Through a critical examination of the psychiatric profession's reliance on the Diagnostic and Statistical Manual of Mental disorders, the authors explore the central role of diagnososis in the theory and practice of psychiatry.
The set of beliefs that have guided the psychiatric profession sicne the creation of DSM-III are viewed as being tied to the the new extension of the biopsychiatric medical model.
From a sociological perspective, the authors adress the issue of psychiatric nosology with reference to practice styles and professional dominance, and consider the impact of DSM's intrinsic social biases both within and outside psychiatry's traditionnally drawn boundaries.

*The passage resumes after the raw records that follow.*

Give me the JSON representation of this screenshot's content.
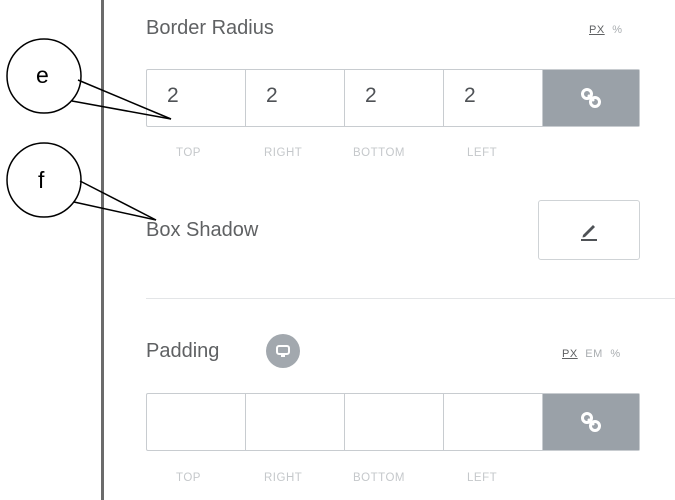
{
  "border_radius": {
    "label": "Border Radius",
    "units": [
      "PX",
      "%"
    ],
    "active_unit": "PX",
    "values": [
      "2",
      "2",
      "2",
      "2"
    ],
    "sides": [
      "TOP",
      "RIGHT",
      "BOTTOM",
      "LEFT"
    ],
    "link_icon": "link-icon"
  },
  "box_shadow": {
    "label": "Box Shadow",
    "edit_icon": "pencil-icon"
  },
  "padding": {
    "label": "Padding",
    "badge_icon": "responsive-icon",
    "units": [
      "PX",
      "EM",
      "%"
    ],
    "active_unit": "PX",
    "values": [
      "",
      "",
      "",
      ""
    ],
    "sides": [
      "TOP",
      "RIGHT",
      "BOTTOM",
      "LEFT"
    ],
    "link_icon": "link-icon"
  },
  "callouts": {
    "e": "e",
    "f": "f"
  },
  "colors": {
    "accent_gray": "#9aa1a8",
    "label_text": "#5f6163",
    "border": "#c8ccd0"
  }
}
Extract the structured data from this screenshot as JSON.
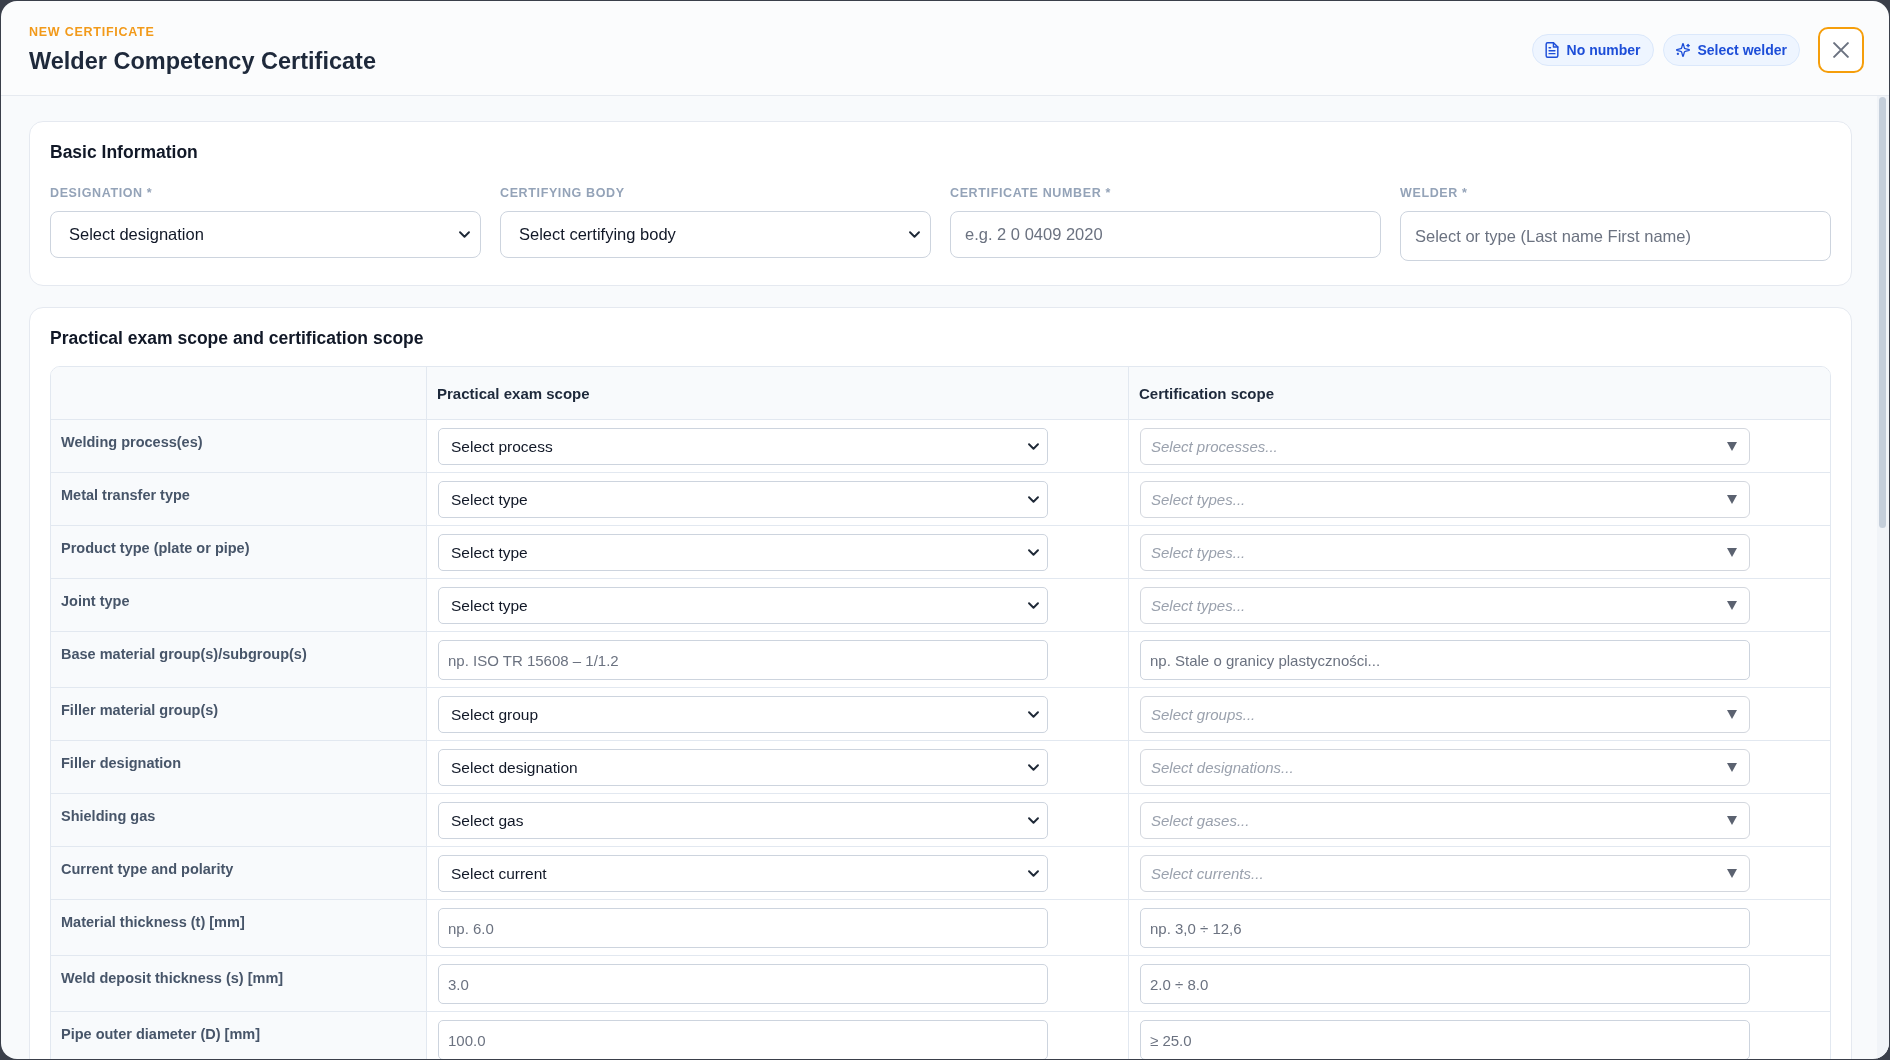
{
  "header": {
    "eyebrow": "NEW CERTIFICATE",
    "title": "Welder Competency Certificate",
    "actions": [
      {
        "label": "No number"
      },
      {
        "label": "Select welder"
      }
    ],
    "close_button": {
      "focused": true
    }
  },
  "basic_information": {
    "title": "Basic Information",
    "fields": [
      {
        "label": "DESIGNATION *",
        "kind": "select",
        "value": "Select designation"
      },
      {
        "label": "CERTIFYING BODY",
        "kind": "select",
        "value": "Select certifying body"
      },
      {
        "label": "CERTIFICATE NUMBER *",
        "kind": "input",
        "placeholder": "e.g. 2 0 0409 2020"
      },
      {
        "label": "WELDER *",
        "kind": "input",
        "placeholder": "Select or type (Last name First name)"
      }
    ]
  },
  "scope": {
    "title": "Practical exam scope and certification scope",
    "columns": [
      "Practical exam scope",
      "Certification scope"
    ],
    "rows": [
      {
        "label": "Welding process(es)",
        "practical": {
          "kind": "select",
          "value": "Select process"
        },
        "certification": {
          "kind": "multiselect",
          "placeholder": "Select processes..."
        }
      },
      {
        "label": "Metal transfer type",
        "practical": {
          "kind": "select",
          "value": "Select type"
        },
        "certification": {
          "kind": "multiselect",
          "placeholder": "Select types..."
        }
      },
      {
        "label": "Product type (plate or pipe)",
        "practical": {
          "kind": "select",
          "value": "Select type"
        },
        "certification": {
          "kind": "multiselect",
          "placeholder": "Select types..."
        }
      },
      {
        "label": "Joint type",
        "practical": {
          "kind": "select",
          "value": "Select type"
        },
        "certification": {
          "kind": "multiselect",
          "placeholder": "Select types..."
        }
      },
      {
        "label": "Base material group(s)/subgroup(s)",
        "practical": {
          "kind": "input",
          "placeholder": "np. ISO TR 15608 – 1/1.2"
        },
        "certification": {
          "kind": "input",
          "placeholder": "np. Stale o granicy plastyczności..."
        }
      },
      {
        "label": "Filler material group(s)",
        "practical": {
          "kind": "select",
          "value": "Select group"
        },
        "certification": {
          "kind": "multiselect",
          "placeholder": "Select groups..."
        }
      },
      {
        "label": "Filler designation",
        "practical": {
          "kind": "select",
          "value": "Select designation"
        },
        "certification": {
          "kind": "multiselect",
          "placeholder": "Select designations..."
        }
      },
      {
        "label": "Shielding gas",
        "practical": {
          "kind": "select",
          "value": "Select gas"
        },
        "certification": {
          "kind": "multiselect",
          "placeholder": "Select gases..."
        }
      },
      {
        "label": "Current type and polarity",
        "practical": {
          "kind": "select",
          "value": "Select current"
        },
        "certification": {
          "kind": "multiselect",
          "placeholder": "Select currents..."
        }
      },
      {
        "label": "Material thickness (t) [mm]",
        "practical": {
          "kind": "input",
          "placeholder": "np. 6.0"
        },
        "certification": {
          "kind": "input",
          "placeholder": "np. 3,0 ÷ 12,6"
        }
      },
      {
        "label": "Weld deposit thickness (s) [mm]",
        "practical": {
          "kind": "input",
          "placeholder": "3.0"
        },
        "certification": {
          "kind": "input",
          "placeholder": "2.0 ÷ 8.0"
        }
      },
      {
        "label": "Pipe outer diameter (D) [mm]",
        "practical": {
          "kind": "input",
          "placeholder": "100.0"
        },
        "certification": {
          "kind": "input",
          "placeholder": "≥ 25.0"
        }
      }
    ]
  }
}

They conclude that working solely within the confines of a medical framework of diagnosis, with little attention to the wider social and cultural contexts that should surroun diagnostic practice, psychiatry will be unable to understand and explain the changing needs of its clientele.
Mots-clés Pascal : Diagnostic, Psychiatrie, Etats Unis, Culture, Malade, Trouble psychiatrique, Classification, Maladie, Santé, Sociologie
Mots-clés Pascal anglais : Diagnosis, Psychiatry, United States, Culture, Patient, Mental disorder, Classification, Disease, Health, Sociology
Notice produite par :
ENSP - Ecole nationale de la santé publique (devenue EHESP)
Cote : 98 V
Code Inist : 002B30A01. Création : 16/11/1999.